| Data supplied |

◆ ◆ ◆

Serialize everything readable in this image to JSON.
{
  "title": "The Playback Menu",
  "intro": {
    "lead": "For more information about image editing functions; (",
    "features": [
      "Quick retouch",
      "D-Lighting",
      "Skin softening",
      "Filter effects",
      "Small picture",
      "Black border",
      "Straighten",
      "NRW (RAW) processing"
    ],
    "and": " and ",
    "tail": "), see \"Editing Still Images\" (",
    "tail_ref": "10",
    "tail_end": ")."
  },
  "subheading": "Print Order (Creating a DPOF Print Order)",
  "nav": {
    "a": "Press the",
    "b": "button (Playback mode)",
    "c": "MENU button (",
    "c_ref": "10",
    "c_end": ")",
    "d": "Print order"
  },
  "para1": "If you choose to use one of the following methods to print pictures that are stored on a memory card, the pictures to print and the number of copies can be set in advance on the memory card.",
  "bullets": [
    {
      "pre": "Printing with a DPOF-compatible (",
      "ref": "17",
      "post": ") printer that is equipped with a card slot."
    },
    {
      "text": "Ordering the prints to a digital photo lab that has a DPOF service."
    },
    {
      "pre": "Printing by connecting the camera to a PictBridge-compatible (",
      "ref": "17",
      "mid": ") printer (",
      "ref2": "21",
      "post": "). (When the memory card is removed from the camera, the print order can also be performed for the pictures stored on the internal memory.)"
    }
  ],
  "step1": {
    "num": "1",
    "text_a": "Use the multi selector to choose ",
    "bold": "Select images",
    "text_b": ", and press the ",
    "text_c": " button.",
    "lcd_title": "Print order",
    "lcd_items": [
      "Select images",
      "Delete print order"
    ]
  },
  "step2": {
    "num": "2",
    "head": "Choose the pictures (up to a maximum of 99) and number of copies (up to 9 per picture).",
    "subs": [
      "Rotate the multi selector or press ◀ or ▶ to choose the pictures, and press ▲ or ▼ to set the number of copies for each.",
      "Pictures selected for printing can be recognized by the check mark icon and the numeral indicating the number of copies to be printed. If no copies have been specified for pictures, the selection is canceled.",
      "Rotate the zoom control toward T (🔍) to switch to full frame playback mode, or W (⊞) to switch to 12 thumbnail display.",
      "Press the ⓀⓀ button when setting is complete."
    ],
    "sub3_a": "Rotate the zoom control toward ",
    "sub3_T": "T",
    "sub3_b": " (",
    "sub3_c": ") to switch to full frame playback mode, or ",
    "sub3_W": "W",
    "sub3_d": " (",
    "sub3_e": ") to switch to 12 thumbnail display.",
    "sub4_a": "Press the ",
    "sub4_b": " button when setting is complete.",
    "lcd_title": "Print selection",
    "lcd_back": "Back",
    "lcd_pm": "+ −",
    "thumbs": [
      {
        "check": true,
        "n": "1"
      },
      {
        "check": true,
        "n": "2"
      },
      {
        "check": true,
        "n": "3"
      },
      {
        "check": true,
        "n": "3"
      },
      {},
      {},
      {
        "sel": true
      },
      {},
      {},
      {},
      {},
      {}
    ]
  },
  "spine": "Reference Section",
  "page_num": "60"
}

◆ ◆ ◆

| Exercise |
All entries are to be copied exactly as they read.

| Solution to the exercise |
Serialize everything readable in this image to JSON.
{
  "title": "The Playback Menu",
  "intro": {
    "lead": "For more information about image editing functions; (",
    "features": [
      "Quick retouch",
      "D-Lighting",
      "Skin softening",
      "Filter effects",
      "Small picture",
      "Black border",
      "Straighten",
      "NRW (RAW) processing"
    ],
    "and": " and ",
    "tail": "), see \"Editing Still Images\" (",
    "tail_ref": "10",
    "tail_end": ")."
  },
  "subheading": "Print Order (Creating a DPOF Print Order)",
  "nav": {
    "a": "Press the",
    "b": "button (Playback mode)",
    "c": "MENU button (",
    "c_ref": "10",
    "c_end": ")",
    "d": "Print order"
  },
  "para1": "If you choose to use one of the following methods to print pictures that are stored on a memory card, the pictures to print and the number of copies can be set in advance on the memory card.",
  "bullets": [
    {
      "pre": "Printing with a DPOF-compatible (",
      "ref": "17",
      "post": ") printer that is equipped with a card slot."
    },
    {
      "text": "Ordering the prints to a digital photo lab that has a DPOF service."
    },
    {
      "pre": "Printing by connecting the camera to a PictBridge-compatible (",
      "ref": "17",
      "mid": ") printer (",
      "ref2": "21",
      "post": "). (When the memory card is removed from the camera, the print order can also be performed for the pictures stored on the internal memory.)"
    }
  ],
  "step1": {
    "num": "1",
    "text_a": "Use the multi selector to choose ",
    "bold": "Select images",
    "text_b": ", and press the ",
    "text_c": " button.",
    "lcd_title": "Print order",
    "lcd_items": [
      "Select images",
      "Delete print order"
    ]
  },
  "step2": {
    "num": "2",
    "head": "Choose the pictures (up to a maximum of 99) and number of copies (up to 9 per picture).",
    "subs": [
      "Rotate the multi selector or press ◀ or ▶ to choose the pictures, and press ▲ or ▼ to set the number of copies for each.",
      "Pictures selected for printing can be recognized by the check mark icon and the numeral indicating the number of copies to be printed. If no copies have been specified for pictures, the selection is canceled.",
      "Rotate the zoom control toward T (🔍) to switch to full frame playback mode, or W (⊞) to switch to 12 thumbnail display.",
      "Press the ⓀⓀ button when setting is complete."
    ],
    "sub3_a": "Rotate the zoom control toward ",
    "sub3_T": "T",
    "sub3_b": " (",
    "sub3_c": ") to switch to full frame playback mode, or ",
    "sub3_W": "W",
    "sub3_d": " (",
    "sub3_e": ") to switch to 12 thumbnail display.",
    "sub4_a": "Press the ",
    "sub4_b": " button when setting is complete.",
    "lcd_title": "Print selection",
    "lcd_back": "Back",
    "lcd_pm": "+ −",
    "thumbs": [
      {
        "check": true,
        "n": "1"
      },
      {
        "check": true,
        "n": "2"
      },
      {
        "check": true,
        "n": "3"
      },
      {
        "check": true,
        "n": "3"
      },
      {},
      {},
      {
        "sel": true
      },
      {},
      {},
      {},
      {},
      {}
    ]
  },
  "spine": "Reference Section",
  "page_num": "60"
}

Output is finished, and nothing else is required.